Implementation of ‘Dead lef’ law something to shout about
The arc of the moral universe is long but it bends towards justice
We are led in our thinking to the above quote by Theodore Parker, the American transcendentalist, as we join the Government, the Opposition People’s National Party (PNP) and Jamaicans all over in celebrating the implementation of amendments to the Administrator General’s Act by the Administrator General’s Department.
It is always a happy moment to see a project started by one Administration carried forward by a succeeding Administration — as we are now seeing with the Administrator General’s Act, which we loosely call the ‘Dead lef’ law, precisely because that will resonate with the thousands of Jamaicans impacted by it.
The Act was passed under the PNP in 2015, piloted by Justice Minister Mark Golding who, understandably, is preening somewhat to see the implementation of something that will bring greater balance to the management of properties of persons who have died intestate.

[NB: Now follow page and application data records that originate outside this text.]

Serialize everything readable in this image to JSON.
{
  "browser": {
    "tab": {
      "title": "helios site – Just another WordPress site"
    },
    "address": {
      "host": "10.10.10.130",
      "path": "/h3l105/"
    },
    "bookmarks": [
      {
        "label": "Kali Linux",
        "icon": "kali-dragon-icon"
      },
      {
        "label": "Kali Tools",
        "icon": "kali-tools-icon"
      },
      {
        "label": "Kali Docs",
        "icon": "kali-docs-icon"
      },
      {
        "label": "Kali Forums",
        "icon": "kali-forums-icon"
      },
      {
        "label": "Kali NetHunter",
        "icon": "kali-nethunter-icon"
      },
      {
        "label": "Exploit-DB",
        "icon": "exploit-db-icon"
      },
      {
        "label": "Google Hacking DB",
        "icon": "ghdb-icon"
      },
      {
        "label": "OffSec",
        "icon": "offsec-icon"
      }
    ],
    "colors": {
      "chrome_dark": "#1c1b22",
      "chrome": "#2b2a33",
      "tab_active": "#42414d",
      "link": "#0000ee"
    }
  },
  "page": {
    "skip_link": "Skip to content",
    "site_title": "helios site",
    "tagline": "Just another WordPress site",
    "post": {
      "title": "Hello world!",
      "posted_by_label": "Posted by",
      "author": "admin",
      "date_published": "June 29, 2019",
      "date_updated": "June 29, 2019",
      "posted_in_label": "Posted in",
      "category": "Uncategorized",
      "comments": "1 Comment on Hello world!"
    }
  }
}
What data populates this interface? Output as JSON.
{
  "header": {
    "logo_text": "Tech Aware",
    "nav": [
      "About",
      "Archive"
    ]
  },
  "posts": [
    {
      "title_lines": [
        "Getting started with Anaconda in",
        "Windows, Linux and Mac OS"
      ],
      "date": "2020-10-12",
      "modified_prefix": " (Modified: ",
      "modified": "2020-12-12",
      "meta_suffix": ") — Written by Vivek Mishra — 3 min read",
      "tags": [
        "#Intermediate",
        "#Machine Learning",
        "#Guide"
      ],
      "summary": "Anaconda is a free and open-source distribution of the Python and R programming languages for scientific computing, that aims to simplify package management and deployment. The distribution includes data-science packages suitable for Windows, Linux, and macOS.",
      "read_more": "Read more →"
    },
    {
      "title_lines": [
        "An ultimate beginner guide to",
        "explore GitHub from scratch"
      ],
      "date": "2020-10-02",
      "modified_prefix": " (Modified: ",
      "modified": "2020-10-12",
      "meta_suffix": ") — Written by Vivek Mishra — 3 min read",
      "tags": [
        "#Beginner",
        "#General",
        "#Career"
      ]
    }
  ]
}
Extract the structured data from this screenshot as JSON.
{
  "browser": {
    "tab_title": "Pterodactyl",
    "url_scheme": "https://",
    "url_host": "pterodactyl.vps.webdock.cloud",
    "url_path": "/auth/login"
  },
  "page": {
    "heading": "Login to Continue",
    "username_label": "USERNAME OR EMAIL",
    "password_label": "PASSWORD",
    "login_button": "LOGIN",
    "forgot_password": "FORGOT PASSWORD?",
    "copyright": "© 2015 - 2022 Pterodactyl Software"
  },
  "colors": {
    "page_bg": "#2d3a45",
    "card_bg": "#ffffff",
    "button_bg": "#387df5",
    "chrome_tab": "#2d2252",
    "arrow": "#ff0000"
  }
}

“This bold and unprecedented move will make the administration of money and property held in the estates of deceased persons easier,” Mr Golding says in a press statement. And we agree.
Indeed, it might have come too late for thousands who have gone to an early grave in disputes, over long generations, about property with conflicting claims, hence the term ‘dead lef’. But it is hoped that for those who are alive and are faced with the emotional stress and trauma of families torn asunder, the improved law will bring great relief.
Some of these estates, described as multi-generational, have seen warring family members stuck in legal battles for decades, as generation after generation fail to untangle ownership rights issues and navigate court procedures over property left behind. Among those are properties which are never claimed and no one benefits.
Mr Golding emphasises, and rightly so, that the innovative procedures and provisions of the 2015 legislation would empower the Administrator General to distribute the assets of these multi-generational estates to the current generation of these families, positively impacting the lives of tens of thousands of Jamaicans.
In commending the Office of the Administrator General, Mr Golding noted: “This initiative will, at long last, free up the ‘dead lef’ properties of thousands of Jamaican families, whose prior generations died without having valid wills. This significant emancipatory step takes Jamaica closer to becoming an ‘ownership society’ rooted in social justice, for which the PNP has always advocated.”
Importantly, he adds, that bit of social legislation will further Jamaica’s growth agenda by facilitating the productive use of more of the country’s assets and the creation of direct and indirect employment.
On a note of caution, we suggest that Jamaicans make the writing of wills an everyday practice. Even with all its improvements, the law cannot foresee all the problems which will arise from people dying intestate. After all, prevention is always better than cure.